Implementation details

The implementation of call-by-reference can be considerably simplified, given my substitute Array ADT from the previous section. We can eliminate the ae record type (page 190) and instead say that an L-value or Denoted Value is always a Cell. (This is in the indirect array model. In the direct array model, it can also be an entire array.) This means that in place of Figure 6.2.1 (page 191), we can just use a new definition of eval-rand, keeping our old definitions of denoted->expressed and denoted-value-assign!. If we use the first eval-rand shown below with the other procedures from the indirect array model call-by-value interpreter, we get an indirect array model call-by-reference interpreter. If we use the second eval-rand below with the other procedures from the direct array model call-by-value interpreter, we get a direct array model call-by-reference interpreter.

The indirect array model eval-rand procedure for call-by-reference is as follows:

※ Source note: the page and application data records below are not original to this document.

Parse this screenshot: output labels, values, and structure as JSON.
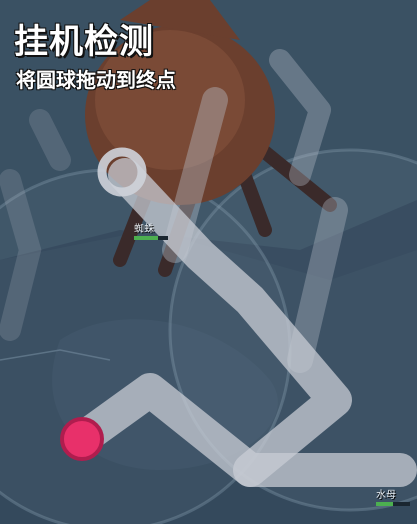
{
  "header": {
    "title": "挂机检测",
    "instruction": "将圆球拖动到终点"
  },
  "units": [
    {
      "id": "unit-upper",
      "name": "蜘蛛",
      "hp": 0.7
    },
    {
      "id": "unit-lower",
      "name": "水母",
      "hp": 0.5
    }
  ],
  "puzzle": {
    "ball_color": "#e8306a",
    "path_color": "#c8ccd4",
    "goal": "ring-end"
  },
  "colors": {
    "background": "#2f4357",
    "creature_body": "#6b3f2e"
  }
}
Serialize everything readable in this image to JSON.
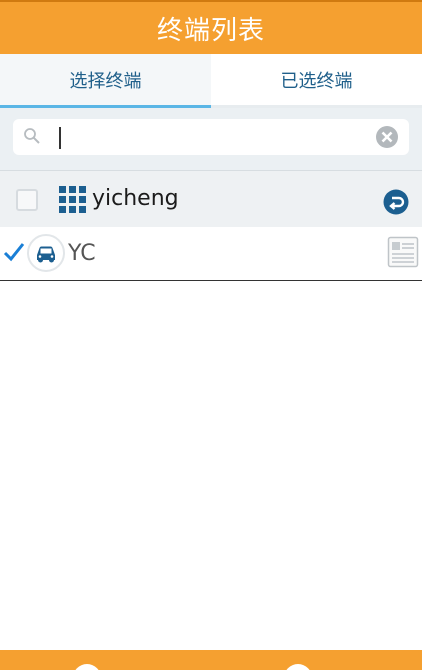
{
  "header": {
    "title": "终端列表"
  },
  "tabs": [
    {
      "label": "选择终端",
      "active": true
    },
    {
      "label": "已选终端",
      "active": false
    }
  ],
  "search": {
    "value": "",
    "placeholder": ""
  },
  "group": {
    "name": "yicheng",
    "checked": false
  },
  "terminal": {
    "name": "YC",
    "checked": true
  },
  "icons": {
    "search": "search-icon",
    "clear": "clear-icon",
    "group": "grid-icon",
    "back": "back-icon",
    "vehicle": "car-icon",
    "detail": "document-icon",
    "checkmark": "checkmark-icon"
  },
  "colors": {
    "accent": "#f5a030",
    "tab_indicator": "#5ab6e6",
    "tab_text": "#1f5f8a",
    "icon_blue": "#1c5f90"
  }
}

(define eval-rand
  (lambda (rand env)
    (variant-case rand
      (varref (var) (apply-env env var))
      (arrayref (array index)
        (array-cell (eval-array-exp array env) (eval-exp index env)))
      (else (make-cell (eval-exp rand env))))))
and the direct array model one is as follows:
(define eval-rand
  (lambda (rand env)
    (variant-case rand
      (varref (var) (apply-env env var))
      (arrayref (array index)
        (array-cell (eval-array-exp array env) (eval-exp index env)))
      (else
       (let ((val (eval-exp rand env)))
         (if (array? val)
             val
             (make-cell val)))))))